How To Plant Garden Roses Into Containers Or Pots

How To Plant Garden Roses Into Containers Or Pots

Customers can sometimes struggle to find the right location in their garden borders for a rose, if this is the case – why not plant your rose into a container? The larger the rose, the larger the pot needed, so our smallest Patio Roses can be successfully grown for many years in a container thats 12-18” deep and wide going up to a half barrel size pot for a large Climbing or Rambling rose. 

Planting roses into containers offers flexibility within the garden to freely move pots around and maximise the enjoyment you get with your potted garden roses.

All roses can be re-planted into a container or larger pot, we recommend you use a heavy, frost resistant pot to add stability and help retain the moisture within the pot. As a minimum we would recommend something 12-14” wide and deep for smaller Patio or Ground Cover Roses and a Half Barrel tub for the largest Climber or Rambler Rose varieties.


Ensure you use a John Innes Number 3 loam based compost with an added layer of small stone or broken pots for drainage in the bottom of the pot.

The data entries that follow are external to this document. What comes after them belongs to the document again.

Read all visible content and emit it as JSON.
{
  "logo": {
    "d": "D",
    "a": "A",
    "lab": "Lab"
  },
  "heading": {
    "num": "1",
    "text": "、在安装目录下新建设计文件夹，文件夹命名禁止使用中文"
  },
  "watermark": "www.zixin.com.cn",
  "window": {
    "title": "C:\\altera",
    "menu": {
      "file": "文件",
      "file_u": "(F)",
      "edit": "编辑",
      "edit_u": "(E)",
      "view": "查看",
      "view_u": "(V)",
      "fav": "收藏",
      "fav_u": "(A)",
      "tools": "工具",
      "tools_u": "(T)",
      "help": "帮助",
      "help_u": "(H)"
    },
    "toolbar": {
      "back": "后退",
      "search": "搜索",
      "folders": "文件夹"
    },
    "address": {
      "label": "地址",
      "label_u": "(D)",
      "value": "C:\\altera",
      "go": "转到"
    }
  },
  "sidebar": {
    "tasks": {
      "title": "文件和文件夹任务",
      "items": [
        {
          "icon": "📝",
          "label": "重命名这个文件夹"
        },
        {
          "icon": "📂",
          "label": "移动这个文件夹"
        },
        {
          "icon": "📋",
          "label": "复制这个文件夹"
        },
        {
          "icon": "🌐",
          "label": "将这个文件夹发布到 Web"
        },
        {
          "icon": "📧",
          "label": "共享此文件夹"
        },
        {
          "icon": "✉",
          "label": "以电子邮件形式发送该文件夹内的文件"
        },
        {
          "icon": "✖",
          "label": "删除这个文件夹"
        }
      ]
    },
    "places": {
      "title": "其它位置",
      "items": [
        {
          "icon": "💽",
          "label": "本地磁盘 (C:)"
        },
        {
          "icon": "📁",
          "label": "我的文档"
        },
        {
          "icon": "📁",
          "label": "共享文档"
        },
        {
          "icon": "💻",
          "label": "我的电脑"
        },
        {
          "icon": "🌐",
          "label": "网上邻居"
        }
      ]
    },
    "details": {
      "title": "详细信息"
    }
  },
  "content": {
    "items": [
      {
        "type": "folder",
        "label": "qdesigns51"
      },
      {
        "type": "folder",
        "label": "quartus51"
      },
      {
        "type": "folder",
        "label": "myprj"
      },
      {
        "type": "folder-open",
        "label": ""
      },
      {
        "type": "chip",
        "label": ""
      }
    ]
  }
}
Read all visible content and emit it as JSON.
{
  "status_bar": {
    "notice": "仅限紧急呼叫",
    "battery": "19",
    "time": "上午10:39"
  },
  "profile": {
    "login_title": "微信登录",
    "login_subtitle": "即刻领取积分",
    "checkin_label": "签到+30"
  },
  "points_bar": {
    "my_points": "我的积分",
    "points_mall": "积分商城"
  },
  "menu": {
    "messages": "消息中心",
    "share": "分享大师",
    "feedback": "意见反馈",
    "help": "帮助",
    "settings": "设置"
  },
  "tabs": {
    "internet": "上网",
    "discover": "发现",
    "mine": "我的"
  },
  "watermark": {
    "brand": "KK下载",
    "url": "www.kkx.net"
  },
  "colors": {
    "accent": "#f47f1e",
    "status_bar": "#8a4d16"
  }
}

Mix a good handful of Empathy Afterplant Rose Feed into the compost and begin to fill.

Hold the rose in position in the centre of the pot, so the crown of the rose is a couple of inches below the rim of the pot. This will allow space for the rose to be watered.

Fill the compost up until the point where the base of the roots begin.

If the rose you are planting is containerised, place a scoop of Rootgrow on top of the fresh compost where the roots of the rose will sit on top. If your rose is bareroot, sprinkle the scoop of Rootgrow onto the roots.

Place the rose back into the centre of the pot and fill compost to the pot.

Once done, compress the compost with your hands and top back up. Ensure the crown of the rose isn’t covered by any compost.

Water your rose well afterwards.

Commonly Asked Questions

What Compost Should I Use?

DO NOT USE ordinary Peat based Multi Purpose compost, your roses will not like it long term and you will eventually experience poor growth and die back, winter damage and probable death of the rose planted. This is a common problem with many so called experienced gardeners using the wrong planting medium and any rose planted into a compost that is not a Loam based Rose Compost and subsequently dies will not be replaced under the terms and conditions of our free replacement guarantee.

Use John Innes Number 3, available from all good garden centres.

Can Standard Roses go in Containers?

Yes, simply follow all of the same steps above, but allow for a large sized container in a heavy ceramic or terracotta. It is important to still use a Stake and Tie even when placed in a container to protect against cross winds.

How often should I water my roses?

Regular and daily watering during hot weather, avoiding the leaves, is very important when roses are in pots, failure to do this WILL result in the death of the rose, consider putting a plant saucer under the pot to help retain water and good levels of moisture in the compost.

Should I feed roses in pots?

Yes! Roses in containers and pots require more food since they are unable to get nutrients from soil. Potted roses should be fed three times a year in March, May and July. Use 1-2 handfuls of a specific rose feed such as Empathy After Plant Rose Feed sprinkled all around the base of the plant.